**YOUR TASK**
This calls for a word-for-word copy of all the data, with each picture removed.

[Records from a dataset]
────────

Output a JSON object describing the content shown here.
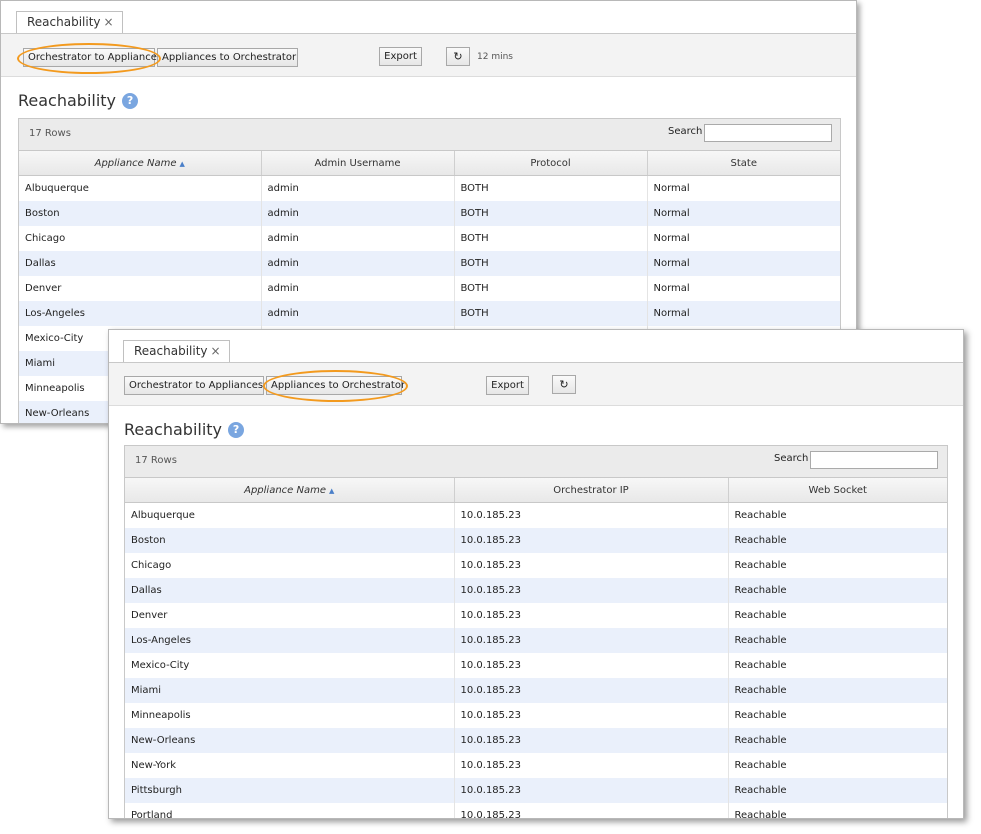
{
  "top": {
    "tab_label": "Reachability",
    "tab_close": "×",
    "buttons": {
      "orch_to_app": "Orchestrator to Appliances",
      "app_to_orch": "Appliances to Orchestrator",
      "export": "Export",
      "refresh": "↻",
      "refresh_interval": "12 mins"
    },
    "title": "Reachability",
    "help": "?",
    "rows_count": "17 Rows",
    "search_label": "Search",
    "search_value": "",
    "columns": [
      "Appliance Name",
      "Admin Username",
      "Protocol",
      "State"
    ],
    "sort_arrow": "▲",
    "rows": [
      [
        "Albuquerque",
        "admin",
        "BOTH",
        "Normal"
      ],
      [
        "Boston",
        "admin",
        "BOTH",
        "Normal"
      ],
      [
        "Chicago",
        "admin",
        "BOTH",
        "Normal"
      ],
      [
        "Dallas",
        "admin",
        "BOTH",
        "Normal"
      ],
      [
        "Denver",
        "admin",
        "BOTH",
        "Normal"
      ],
      [
        "Los-Angeles",
        "admin",
        "BOTH",
        "Normal"
      ],
      [
        "Mexico-City",
        "",
        "",
        ""
      ],
      [
        "Miami",
        "",
        "",
        ""
      ],
      [
        "Minneapolis",
        "",
        "",
        ""
      ],
      [
        "New-Orleans",
        "",
        "",
        ""
      ]
    ]
  },
  "bottom": {
    "tab_label": "Reachability",
    "tab_close": "×",
    "buttons": {
      "orch_to_app": "Orchestrator to Appliances",
      "app_to_orch": "Appliances to Orchestrator",
      "export": "Export",
      "refresh": "↻"
    },
    "title": "Reachability",
    "help": "?",
    "rows_count": "17 Rows",
    "search_label": "Search",
    "search_value": "",
    "columns": [
      "Appliance Name",
      "Orchestrator IP",
      "Web Socket"
    ],
    "sort_arrow": "▲",
    "rows": [
      [
        "Albuquerque",
        "10.0.185.23",
        "Reachable"
      ],
      [
        "Boston",
        "10.0.185.23",
        "Reachable"
      ],
      [
        "Chicago",
        "10.0.185.23",
        "Reachable"
      ],
      [
        "Dallas",
        "10.0.185.23",
        "Reachable"
      ],
      [
        "Denver",
        "10.0.185.23",
        "Reachable"
      ],
      [
        "Los-Angeles",
        "10.0.185.23",
        "Reachable"
      ],
      [
        "Mexico-City",
        "10.0.185.23",
        "Reachable"
      ],
      [
        "Miami",
        "10.0.185.23",
        "Reachable"
      ],
      [
        "Minneapolis",
        "10.0.185.23",
        "Reachable"
      ],
      [
        "New-Orleans",
        "10.0.185.23",
        "Reachable"
      ],
      [
        "New-York",
        "10.0.185.23",
        "Reachable"
      ],
      [
        "Pittsburgh",
        "10.0.185.23",
        "Reachable"
      ],
      [
        "Portland",
        "10.0.185.23",
        "Reachable"
      ]
    ]
  },
  "colors": {
    "highlight_ring": "#f39a1e",
    "row_alt": "#eaf0fb",
    "help_icon": "#7aa6e0"
  }
}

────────

**WRITTEN ANSWER**
Output a JSON object describing the content shown here.
{
  "top": {
    "tab_label": "Reachability",
    "tab_close": "×",
    "buttons": {
      "orch_to_app": "Orchestrator to Appliances",
      "app_to_orch": "Appliances to Orchestrator",
      "export": "Export",
      "refresh": "↻",
      "refresh_interval": "12 mins"
    },
    "title": "Reachability",
    "help": "?",
    "rows_count": "17 Rows",
    "search_label": "Search",
    "search_value": "",
    "columns": [
      "Appliance Name",
      "Admin Username",
      "Protocol",
      "State"
    ],
    "sort_arrow": "▲",
    "rows": [
      [
        "Albuquerque",
        "admin",
        "BOTH",
        "Normal"
      ],
      [
        "Boston",
        "admin",
        "BOTH",
        "Normal"
      ],
      [
        "Chicago",
        "admin",
        "BOTH",
        "Normal"
      ],
      [
        "Dallas",
        "admin",
        "BOTH",
        "Normal"
      ],
      [
        "Denver",
        "admin",
        "BOTH",
        "Normal"
      ],
      [
        "Los-Angeles",
        "admin",
        "BOTH",
        "Normal"
      ],
      [
        "Mexico-City",
        "",
        "",
        ""
      ],
      [
        "Miami",
        "",
        "",
        ""
      ],
      [
        "Minneapolis",
        "",
        "",
        ""
      ],
      [
        "New-Orleans",
        "",
        "",
        ""
      ]
    ]
  },
  "bottom": {
    "tab_label": "Reachability",
    "tab_close": "×",
    "buttons": {
      "orch_to_app": "Orchestrator to Appliances",
      "app_to_orch": "Appliances to Orchestrator",
      "export": "Export",
      "refresh": "↻"
    },
    "title": "Reachability",
    "help": "?",
    "rows_count": "17 Rows",
    "search_label": "Search",
    "search_value": "",
    "columns": [
      "Appliance Name",
      "Orchestrator IP",
      "Web Socket"
    ],
    "sort_arrow": "▲",
    "rows": [
      [
        "Albuquerque",
        "10.0.185.23",
        "Reachable"
      ],
      [
        "Boston",
        "10.0.185.23",
        "Reachable"
      ],
      [
        "Chicago",
        "10.0.185.23",
        "Reachable"
      ],
      [
        "Dallas",
        "10.0.185.23",
        "Reachable"
      ],
      [
        "Denver",
        "10.0.185.23",
        "Reachable"
      ],
      [
        "Los-Angeles",
        "10.0.185.23",
        "Reachable"
      ],
      [
        "Mexico-City",
        "10.0.185.23",
        "Reachable"
      ],
      [
        "Miami",
        "10.0.185.23",
        "Reachable"
      ],
      [
        "Minneapolis",
        "10.0.185.23",
        "Reachable"
      ],
      [
        "New-Orleans",
        "10.0.185.23",
        "Reachable"
      ],
      [
        "New-York",
        "10.0.185.23",
        "Reachable"
      ],
      [
        "Pittsburgh",
        "10.0.185.23",
        "Reachable"
      ],
      [
        "Portland",
        "10.0.185.23",
        "Reachable"
      ]
    ]
  },
  "colors": {
    "highlight_ring": "#f39a1e",
    "row_alt": "#eaf0fb",
    "help_icon": "#7aa6e0"
  }
}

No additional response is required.